96,844 reputation
19219396
bio website
location United States
age
visits member for 4 years, 2 months
seen 48 mins ago

I want patience and I want it now.

Also, I find that nostalgia isn't what it used to be.

Laziness is what gets me out of bed in the morning.

正宗で大根を切る。

言い出しっぺ。

Some of the smartest things people have ever said:

No language makes perfect sense. — John McWhorter

Neurosis is always a substitute for legitimate suffering. — Carl Jung

A child educated only at school is an uneducated child. — George Santayana

Tactics is knowing what to do when there is something to do. Strategy is knowing what to do when there is nothing to do. — Savielly Tartakower

One of the painful things about our time is that those who feel certainty are stupid, and those with any imagination and understanding are filled with doubt and indecision — Bertrand Russell

Every good thing that happens in your life is a gift. — Yours Truly

If you can't practice self-denial, all you're left with is denial. — Ibid.

(Note: I edited my bio for a hat.)

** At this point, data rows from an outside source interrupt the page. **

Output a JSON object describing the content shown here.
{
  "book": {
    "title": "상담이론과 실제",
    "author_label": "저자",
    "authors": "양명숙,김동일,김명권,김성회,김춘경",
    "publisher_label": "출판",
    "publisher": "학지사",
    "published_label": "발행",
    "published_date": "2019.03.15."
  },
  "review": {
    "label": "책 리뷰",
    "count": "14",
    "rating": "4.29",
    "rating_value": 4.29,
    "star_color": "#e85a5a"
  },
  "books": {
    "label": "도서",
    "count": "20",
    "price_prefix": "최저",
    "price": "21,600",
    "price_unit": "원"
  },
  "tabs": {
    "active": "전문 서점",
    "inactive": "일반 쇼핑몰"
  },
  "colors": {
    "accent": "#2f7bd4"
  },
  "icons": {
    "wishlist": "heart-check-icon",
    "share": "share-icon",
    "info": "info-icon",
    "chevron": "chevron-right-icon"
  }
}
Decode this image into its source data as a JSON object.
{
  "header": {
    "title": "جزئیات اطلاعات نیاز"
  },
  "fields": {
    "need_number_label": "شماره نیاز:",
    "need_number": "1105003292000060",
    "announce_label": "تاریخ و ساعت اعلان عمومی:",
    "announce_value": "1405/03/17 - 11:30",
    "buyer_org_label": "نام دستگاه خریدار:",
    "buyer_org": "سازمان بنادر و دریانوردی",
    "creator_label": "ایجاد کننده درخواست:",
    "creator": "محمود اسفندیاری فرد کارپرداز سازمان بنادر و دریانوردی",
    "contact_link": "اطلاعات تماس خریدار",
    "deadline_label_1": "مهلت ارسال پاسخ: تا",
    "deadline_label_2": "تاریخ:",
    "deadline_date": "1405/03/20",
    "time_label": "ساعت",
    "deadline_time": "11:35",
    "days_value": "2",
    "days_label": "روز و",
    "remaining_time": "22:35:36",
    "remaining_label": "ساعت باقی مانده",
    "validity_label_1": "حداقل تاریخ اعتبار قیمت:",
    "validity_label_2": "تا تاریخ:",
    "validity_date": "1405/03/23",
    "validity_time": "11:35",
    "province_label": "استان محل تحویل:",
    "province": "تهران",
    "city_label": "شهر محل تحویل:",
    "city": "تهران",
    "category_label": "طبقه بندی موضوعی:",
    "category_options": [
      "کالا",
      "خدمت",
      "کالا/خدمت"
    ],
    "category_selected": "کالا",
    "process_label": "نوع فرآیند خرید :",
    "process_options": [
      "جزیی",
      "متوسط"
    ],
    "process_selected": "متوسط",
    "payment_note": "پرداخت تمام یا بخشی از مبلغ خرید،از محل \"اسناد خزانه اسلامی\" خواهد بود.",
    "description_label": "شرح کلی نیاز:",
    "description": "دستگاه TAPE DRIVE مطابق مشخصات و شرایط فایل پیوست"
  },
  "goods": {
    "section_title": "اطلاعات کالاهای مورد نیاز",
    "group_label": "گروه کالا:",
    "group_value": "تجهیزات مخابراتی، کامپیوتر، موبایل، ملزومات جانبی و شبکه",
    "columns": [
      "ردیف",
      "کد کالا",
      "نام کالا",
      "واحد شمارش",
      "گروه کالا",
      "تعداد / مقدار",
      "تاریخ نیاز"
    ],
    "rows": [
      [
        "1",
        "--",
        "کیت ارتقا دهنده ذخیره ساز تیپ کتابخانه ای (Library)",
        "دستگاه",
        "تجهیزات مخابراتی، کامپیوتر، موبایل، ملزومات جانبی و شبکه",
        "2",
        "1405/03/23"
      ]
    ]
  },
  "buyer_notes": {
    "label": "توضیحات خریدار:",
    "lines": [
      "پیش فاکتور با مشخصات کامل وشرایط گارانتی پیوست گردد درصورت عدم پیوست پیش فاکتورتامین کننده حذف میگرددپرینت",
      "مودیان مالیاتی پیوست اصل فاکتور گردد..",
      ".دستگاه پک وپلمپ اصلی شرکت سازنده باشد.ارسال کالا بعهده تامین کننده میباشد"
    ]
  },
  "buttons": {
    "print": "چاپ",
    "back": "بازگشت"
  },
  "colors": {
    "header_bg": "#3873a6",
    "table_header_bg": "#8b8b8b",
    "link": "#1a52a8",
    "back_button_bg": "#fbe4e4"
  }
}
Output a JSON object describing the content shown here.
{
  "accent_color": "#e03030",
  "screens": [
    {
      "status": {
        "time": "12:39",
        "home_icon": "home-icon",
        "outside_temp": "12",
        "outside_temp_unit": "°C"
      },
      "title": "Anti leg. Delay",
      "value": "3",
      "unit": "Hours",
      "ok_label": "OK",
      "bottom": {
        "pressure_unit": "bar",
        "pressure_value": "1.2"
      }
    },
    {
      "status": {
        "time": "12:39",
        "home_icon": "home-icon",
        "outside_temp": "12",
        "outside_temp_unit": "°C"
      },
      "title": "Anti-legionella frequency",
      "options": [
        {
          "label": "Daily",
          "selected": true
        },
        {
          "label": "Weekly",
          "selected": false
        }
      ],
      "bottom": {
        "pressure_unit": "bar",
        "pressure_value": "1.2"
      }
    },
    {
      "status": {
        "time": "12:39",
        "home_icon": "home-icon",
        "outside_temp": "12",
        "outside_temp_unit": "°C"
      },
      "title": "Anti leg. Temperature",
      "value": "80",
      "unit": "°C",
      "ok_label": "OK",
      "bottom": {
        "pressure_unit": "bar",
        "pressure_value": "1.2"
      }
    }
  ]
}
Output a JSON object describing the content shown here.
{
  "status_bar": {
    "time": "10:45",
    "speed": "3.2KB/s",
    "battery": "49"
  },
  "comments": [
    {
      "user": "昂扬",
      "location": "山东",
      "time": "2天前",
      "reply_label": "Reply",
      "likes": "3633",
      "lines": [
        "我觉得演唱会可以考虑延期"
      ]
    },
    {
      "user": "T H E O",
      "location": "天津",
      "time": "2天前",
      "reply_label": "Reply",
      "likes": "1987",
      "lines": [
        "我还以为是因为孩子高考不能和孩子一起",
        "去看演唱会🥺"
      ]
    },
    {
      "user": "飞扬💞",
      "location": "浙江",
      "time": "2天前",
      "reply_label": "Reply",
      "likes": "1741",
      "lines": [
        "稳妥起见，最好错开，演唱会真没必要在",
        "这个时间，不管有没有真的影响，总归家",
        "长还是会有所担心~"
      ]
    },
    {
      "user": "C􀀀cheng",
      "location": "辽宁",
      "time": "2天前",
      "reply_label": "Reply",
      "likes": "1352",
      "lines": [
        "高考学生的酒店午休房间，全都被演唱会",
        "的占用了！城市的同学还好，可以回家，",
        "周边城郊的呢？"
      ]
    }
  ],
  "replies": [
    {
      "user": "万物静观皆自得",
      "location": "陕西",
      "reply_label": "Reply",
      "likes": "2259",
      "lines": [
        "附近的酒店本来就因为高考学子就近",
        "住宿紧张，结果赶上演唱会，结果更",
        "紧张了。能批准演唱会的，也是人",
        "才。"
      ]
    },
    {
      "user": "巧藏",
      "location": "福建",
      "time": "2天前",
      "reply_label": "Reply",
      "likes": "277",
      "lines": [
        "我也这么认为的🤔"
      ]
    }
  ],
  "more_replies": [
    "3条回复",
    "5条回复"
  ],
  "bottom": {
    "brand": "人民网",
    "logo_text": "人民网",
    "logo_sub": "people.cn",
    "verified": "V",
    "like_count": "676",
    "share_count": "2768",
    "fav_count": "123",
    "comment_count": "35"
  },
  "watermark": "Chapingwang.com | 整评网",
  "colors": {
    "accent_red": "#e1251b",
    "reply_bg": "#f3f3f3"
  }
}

Jan
19
comment Please find a word that it is not grammatically correct to begin a sentence or question?
And how did you arrive at that opinion?
Jan
19
comment Please find a word that it is not grammatically correct to begin a sentence or question?
@PeterShor: Well, I think it's more likely an example of tmesis, actually, in which case the "nother" would still be part of another.
Jan
19
comment Please find a word that it is not grammatically correct to begin a sentence or question?
If, as I suspect, "nother" is an abbreviation of "another" then it could easily front a sentence.
Jan
19
comment Please find a word that it is not grammatically correct to begin a sentence or question?
@Mitch: "Gotten gains are always ill."
Jan
19
comment Please find a word that it is not grammatically correct to begin a sentence or question?
For any word X, it would be possible to say "X is a word that cannot grammatically begin a sentence." So, no.
Jan
19
comment Avoiding hyphens completely
@Andrew: Is "different to" a Britishism? I only ever hear "different from" or "different than".
Jan
19
comment The Copyeditor's Handbook says this is not a suspended compound
This handbook needs to be taken with a grain of salt. If you need to be governed by some outside ruling, follow it. Otherwise use your own judgment.
Jan
18
comment Our hope and prayer is/are?
The usual expression involves the plural: "hopes and prayers." So you would use the plural copula.
Jan
18
comment Repeating determiners: “the X and (the) Y”
I don't think it's that cut and dried. You'd have to use more words to clear up the ambiguity.
Jan
18
comment Repeating determiners: “the X and (the) Y”
I don't see how, when splitting into two noun phrases, the verb doesn't apply to both. If it doesn't, the first noun phrase lacks a verb.
Jan
18
comment Repeating determiners: “the X and (the) Y”
Unless you desire to stress each item: "The table and the chairs are damaged." In that case you'd probably give a vocal stress to and.
Jan
18
comment Are you sure to delete or are you sure you want to delete
"Are you sure you want to delete this item?" would be correct. The other asks if someone is certain to delete something, and says nothing about choice.
Jan
18
comment shipment has been lost vs ~is missing
Both are. They mean different things. The first sentence implies that the shipment may yet be found, while the second leaves open no such possibility.
Jan
18
comment logic of a since-clause that leads to the idea of the main clause as a reason
If it is uniquely identifiable to the hearer, would that not also make it familiar?
Jan
18
revised logic of a since-clause that leads to the idea of the main clause as a reason
edited body
Jan
17
answered An expression that is the opposite of Mortons's fork
Jan
17
comment usage of the term “former” to apply to the dead
@Rye123: You don't have to call any attention to the fact that historical figures are dead, except if that fact may be news to the listener. We normally don't feel obliged to specify that Julius Caesar, Jan van Eyck, Henry VIII or FDR are dead.
Jan
17
comment usage of the term “former” to apply to the dead
@HotLicks: We should be so lucky.
Jan
17
comment usage of the term “former” to apply to the dead
Unfortunately, it's a bit too late to say "the late president Franklin Delano Roosevelt." That is reserved for the recently deceased.
Jan
17
answered A word for a collection of unorganized and unrelated little things